[too sO'] founder of the most famous wax museum in the world
Marie Grosholtz was born in Strasbourg on December 1, 1761. Her father was killed in the Seven Years' War just two months before her birth. Her mother took her young child with her to Berne (present-day Bern, Switzerland), where she was employed by Dr. Philippe Curtius, whom Marie always called "Uncle."
Although Curtius was a physician by trade, he was even more renowned for the beautiful anatomical wax models he created. So renowned was he in fact, that the Prince de Conti convinced Curtius to move to Paris and take up wax modelling as a full-time profession (in 1765). Marie moved into her "uncle's" home at the age of six, and almost immediately began showing promise as a wax modeler in her own right. She created her first wax figure -- of Jean-Jacques Rousseau -- in 1778, and soon began creating wax models of many the great people of her day. In 1780 she was brought to the Palace at Versailles to instruct Madame Elizabeth, King Louis XVI's sister, in the art of wax modelling; she remained there until the French Revolution.

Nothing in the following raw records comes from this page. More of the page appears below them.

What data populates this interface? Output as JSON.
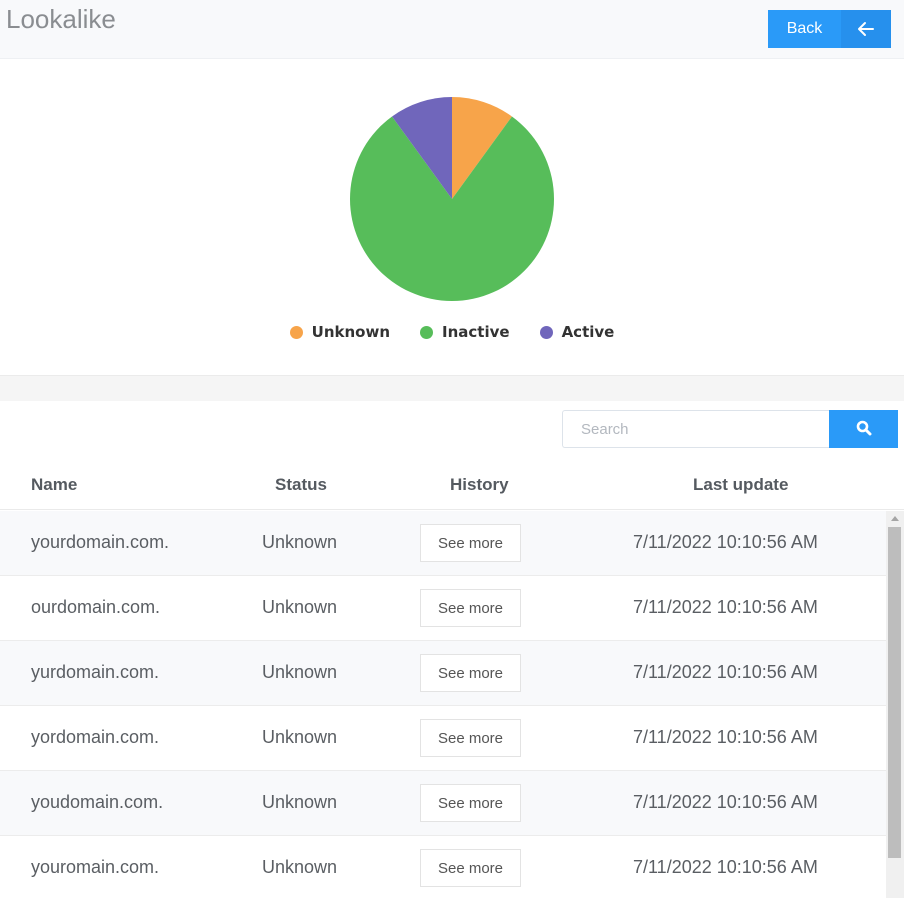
{
  "header": {
    "title": "Lookalike",
    "back_label": "Back",
    "back_icon": "arrow-left-icon"
  },
  "chart_data": {
    "type": "pie",
    "title": "",
    "categories": [
      "Unknown",
      "Inactive",
      "Active"
    ],
    "values": [
      1,
      8,
      1
    ],
    "percentages": [
      10,
      80,
      10
    ],
    "colors": [
      "#f7a44a",
      "#57bd5a",
      "#7066bb"
    ],
    "legend_position": "bottom"
  },
  "search": {
    "placeholder": "Search",
    "value": "",
    "icon": "search-icon"
  },
  "table": {
    "columns": [
      "Name",
      "Status",
      "History",
      "Last update"
    ],
    "rows": [
      {
        "name": "yourdomain.com.",
        "status": "Unknown",
        "history": "See more",
        "last_update": "7/11/2022 10:10:56 AM"
      },
      {
        "name": "ourdomain.com.",
        "status": "Unknown",
        "history": "See more",
        "last_update": "7/11/2022 10:10:56 AM"
      },
      {
        "name": "yurdomain.com.",
        "status": "Unknown",
        "history": "See more",
        "last_update": "7/11/2022 10:10:56 AM"
      },
      {
        "name": "yordomain.com.",
        "status": "Unknown",
        "history": "See more",
        "last_update": "7/11/2022 10:10:56 AM"
      },
      {
        "name": "youdomain.com.",
        "status": "Unknown",
        "history": "See more",
        "last_update": "7/11/2022 10:10:56 AM"
      },
      {
        "name": "youromain.com.",
        "status": "Unknown",
        "history": "See more",
        "last_update": "7/11/2022 10:10:56 AM"
      }
    ]
  }
}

Imprisoned for three months after coming under suspicion from the Committee of Public Safety in 1793, Marie was released just hours before her scheduled execution thanks to the intervention of an influential friend. She was then forced to prove her allegiance to the Revolution by making death masks of executed persons, including King Louis XVI, Marie Antoinette, Marat, and Robespierre.
Marie's mentor, Dr. Curtius, died in 1794, and left his entire collection of waxworks to her. That collection, combined with the death masks she had been forced to create, became the nucleus of the most famous wax museum in the world. Moving to London in 1802, Tussaud exhibited her impressive collection throughout England for many years before establishing a permanent museum on Baker Street in 1835.
Madame Marie Tussaud died in London on April 16, 1850. Her museum was inherited by her sons, who moved it into a larger building on Marylebone Road in 1884, and it remains there to this day.
Madame Tussaud's www.madametussauds.com
Library >> Fine Arts >> Waxworking
This page was last updated on 11/28/2017.